Bill Snyder’s football tenure at Kansas State University goes beyond legendary status into sainthood.
Snyder’s Miracle in Manhattan wasn’t about moving mountains or rivers.
No, actually Snyder accomplished much more than that.
He’s transformed a football program and a university by inspiring Manhattan into believing that “impossible,” was possible. Yes, Kansas State could compete in the Big Eight. Yes, the Wildcats could beat rival Kansas. Yes, the Wildcats could feature a better football program than Nebraska.
Snyder’s second chapter after “retirement” is a better story than his initial success. He’s reinvigorated the Wildcat football program for the second time. Fundraising and private donations have rebuilt the Kansas State campus.
All because of Snyder.
That’s why it’s so sad that the 78-year-old Snyder has been unable to create a smidgen of magic in 2017. There is no more football magic left in Manhattan.
The Wildcats have consistently played to lose rather than play to win. They found a way to lose to a mediocre Vanderbilt team that lost 59-0 to Alabama.
Kansas State’s offense should apply for the witness protection program becausee it owns no identity.
They try to play quarterback-run football with a finesse-style look that features a bunch of wide receivers. It’s failed miserably since quarterback Jesse Ertz was injured.
The Wildcats throw the ball downfield, but the receivers generally catch a cold easier than they catch a pass.
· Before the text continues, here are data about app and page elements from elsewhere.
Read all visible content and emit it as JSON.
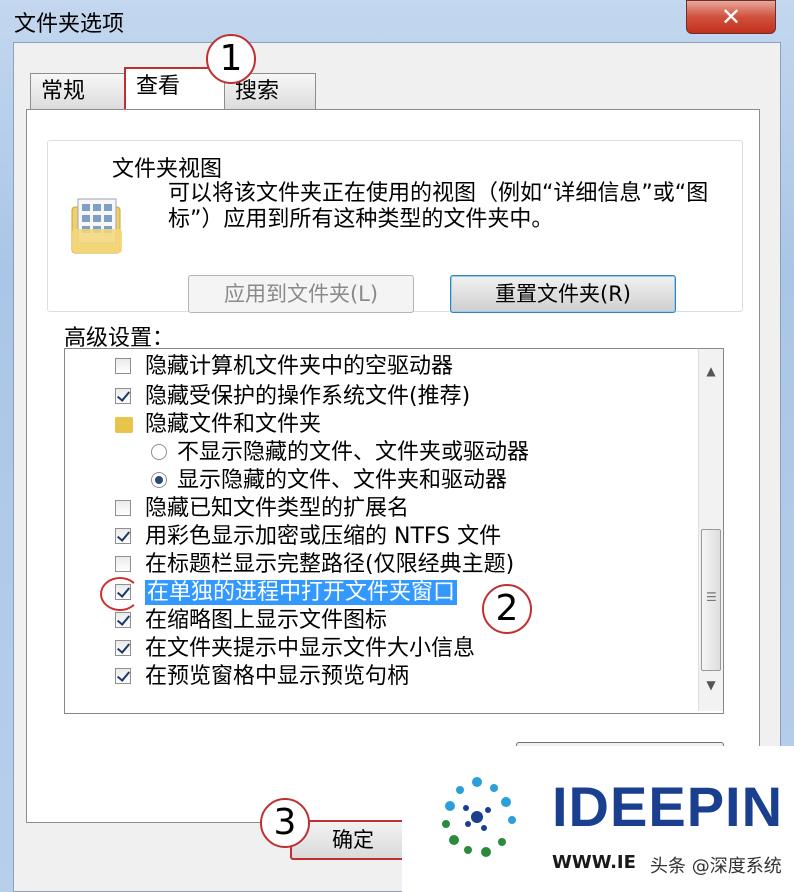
{
  "window": {
    "title": "文件夹选项",
    "close_glyph": "✕"
  },
  "tabs": [
    {
      "label": "常规"
    },
    {
      "label": "查看"
    },
    {
      "label": "搜索"
    }
  ],
  "folder_view": {
    "group_title": "文件夹视图",
    "description": "可以将该文件夹正在使用的视图（例如“详细信息”或“图标”）应用到所有这种类型的文件夹中。",
    "apply_button": "应用到文件夹(L)",
    "reset_button": "重置文件夹(R)"
  },
  "advanced": {
    "label": "高级设置：",
    "items": [
      {
        "type": "checkbox",
        "checked": false,
        "label": "隐藏计算机文件夹中的空驱动器"
      },
      {
        "type": "checkbox",
        "checked": true,
        "label": "隐藏受保护的操作系统文件(推荐)"
      },
      {
        "type": "folder",
        "label": "隐藏文件和文件夹"
      },
      {
        "type": "radio",
        "checked": false,
        "label": "不显示隐藏的文件、文件夹或驱动器"
      },
      {
        "type": "radio",
        "checked": true,
        "label": "显示隐藏的文件、文件夹和驱动器"
      },
      {
        "type": "checkbox",
        "checked": false,
        "label": "隐藏已知文件类型的扩展名"
      },
      {
        "type": "checkbox",
        "checked": true,
        "label": "用彩色显示加密或压缩的 NTFS 文件"
      },
      {
        "type": "checkbox",
        "checked": false,
        "label": "在标题栏显示完整路径(仅限经典主题)"
      },
      {
        "type": "checkbox",
        "checked": true,
        "label": "在单独的进程中打开文件夹窗口",
        "selected": true
      },
      {
        "type": "checkbox",
        "checked": true,
        "label": "在缩略图上显示文件图标"
      },
      {
        "type": "checkbox",
        "checked": true,
        "label": "在文件夹提示中显示文件大小信息"
      },
      {
        "type": "checkbox",
        "checked": true,
        "label": "在预览窗格中显示预览句柄"
      }
    ]
  },
  "ok_button": "确定",
  "annotations": [
    "1",
    "2",
    "3"
  ],
  "watermark": {
    "brand": "IDEEPIN",
    "url": "WWW.IE",
    "author": "头条 @深度系统"
  },
  "colors": {
    "selection": "#3399ff",
    "annotation": "#c03030",
    "brand": "#1a3f8f"
  }
}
Wide receiver Dalton Schoen is the exception to that rule.
When they do throw the ball downfield, it’s on the edge of the field — a low percentage option. They’ve forgotten about the screen pass or short yardage throws. The Wildcats avoid the middle of the field for passing likes it’s an invisible force field.
They’ve forgotten about using a fullback or any of the backs. Fullback Winston Dimel was one of the Wildcats’ brightest stars last year along with tailback Alex Barnes. I can barely remember the last time either one scored a touchdown. No, all the Wildcats feature is the quarterback run game with Ertz and backup Alex Delton. That’s the creative offense where the offense matches up 11-on-11 against the defense. It’s called the extra blocker theory.
I knew the Wildcats’ season was cooked when they lost to Vanderbilt. They owed that loss to an SEC replay official who stole a game-changing touchdown from the Wildcats.
The Wildcats’ defense transformed a passing quarterback at Texas into a run-oriented nightmare in a heartbreaking loss. Texas-sized penalties cost the Wildcats.
TCU football coach Gary Patterson is a defensive genius, much like Snyder is on the offensive side. Patterson designed a formula that strangled the Wildcats’ quarterback run game. Sadly, there was no Plan B.
Guess what play K-State (down 20-6) called after a 90-minute weather delay? A quarterback run (for a loss).
I’m convinced that Snyder has delegated way too much responsibility. He should take charge rather than sharing offensive play calling. Quarterback Skylar Thompson also deserves a look.
However, it’s too late in 2017. K-State is looking at the hard reality of a 4-8 football season, maybe 5-7.
If you believe the current script, the Wildcats won’t compete against nationally ranked Oklahoma or Oklahoma State.
Have you seen Iowa State play football? The Cyclones should be favored in Manhattan.
Playing at Texas Tech will be a scary Halloween-type nightmare. But West Virginia features a coach with crazy hair, so maybe’s there’s a chance there.
That leaves rival Kansas. That might be it, and Snyder may well ride into the sunset.
The Miracle in Manhattan Part 2 will be replacing Snyder. There’s no plan in place to replace Snyder, who I believe is coaching his final season.
Snyder guided the 1998 Kansas State Wildcats within one play of playing for the national football championship when Oklahoma coach Bob Stops helped ruin that dream.
Kansas State was one yard away from likely playing for the national college football championship in 1998 when coach Snyder elected to play it safe rather than go for the win.
Texas A&M rallied to beat Kansas State 36-33 for the Big 12 championship on a phantom touchdown scored by Sirr Parker, who should’ve been ruled down at the 1-yard line. Parker also illegally grabbed the facemask of tackler Lamar Chapman on the decisive play.
Wildcat quarterback Michael Bishop rolled up 442 yards of total offense and was virtually unstoppable that memorable Dec. 5, 1998 day against Texas A&M in St. Louis, Mo.

Jim Misunas is the Sports Editor for the Great Bend Tribune. He can be reached at